“Embodiment and Black Religion: Rethinking the Body in African-American Religious Experience,” published by Equinox in 2017 under a group authorship, Rice’s CERCL Writing Collective.
Pinn is the founding director of Rice’s Center for Engaged Research and Collaborative Learning (CERCL), which promotes the application of critical thinking skills, the use of innovative communication techniques and the engagement of a wide-ranging set of perspectives to create new scholarly works and new generations of leaders. The Writing Collective’s first book, “Breaking Bread, Breaking Beats,” examined the intersection of hip-hop and religion and what religious organizations should know about hip-hop culture.
Books written by multiple authors aren’t new; however, the approach taken by the CERCL Writing Collective is novel. “There are co-authored volumes, but typically you still have a sense of ownership over the piece and the voices are still somewhat distinct,” Pinn said. “My hope is that with our process, that kind of distinctiveness is lost, because we don’t maintain ownership over this initial idea. It gets massaged and reworked as part of a group effort. And I hope as a result the ideas are richer and more complex.”

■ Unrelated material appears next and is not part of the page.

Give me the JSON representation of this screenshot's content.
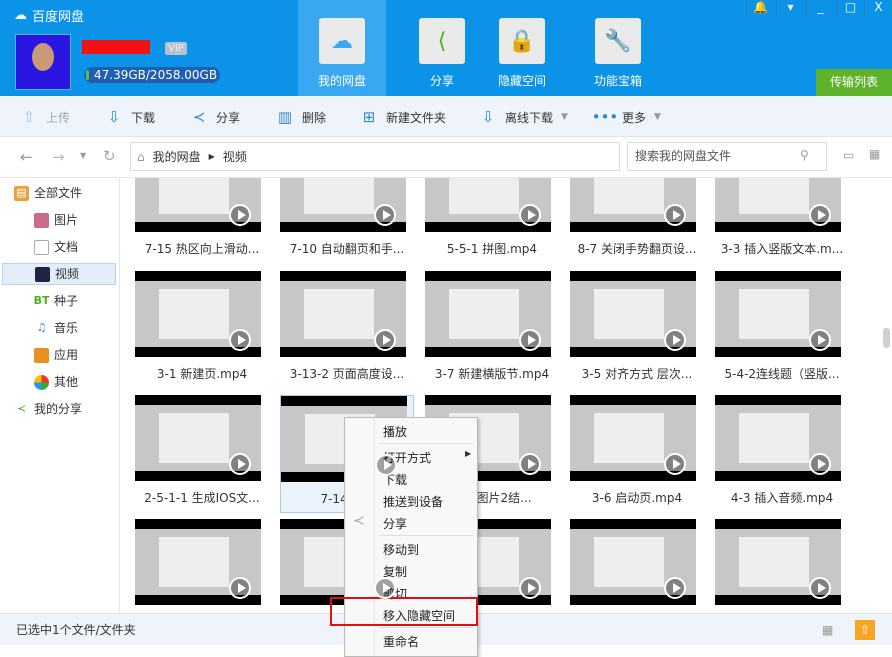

Eight graduate students rotated in and out over the four-year writing and editing process, including Jessica Davenport, Justine Bakker, Cleve Tinsley IV, Biko Mandela Gray, David Kline, …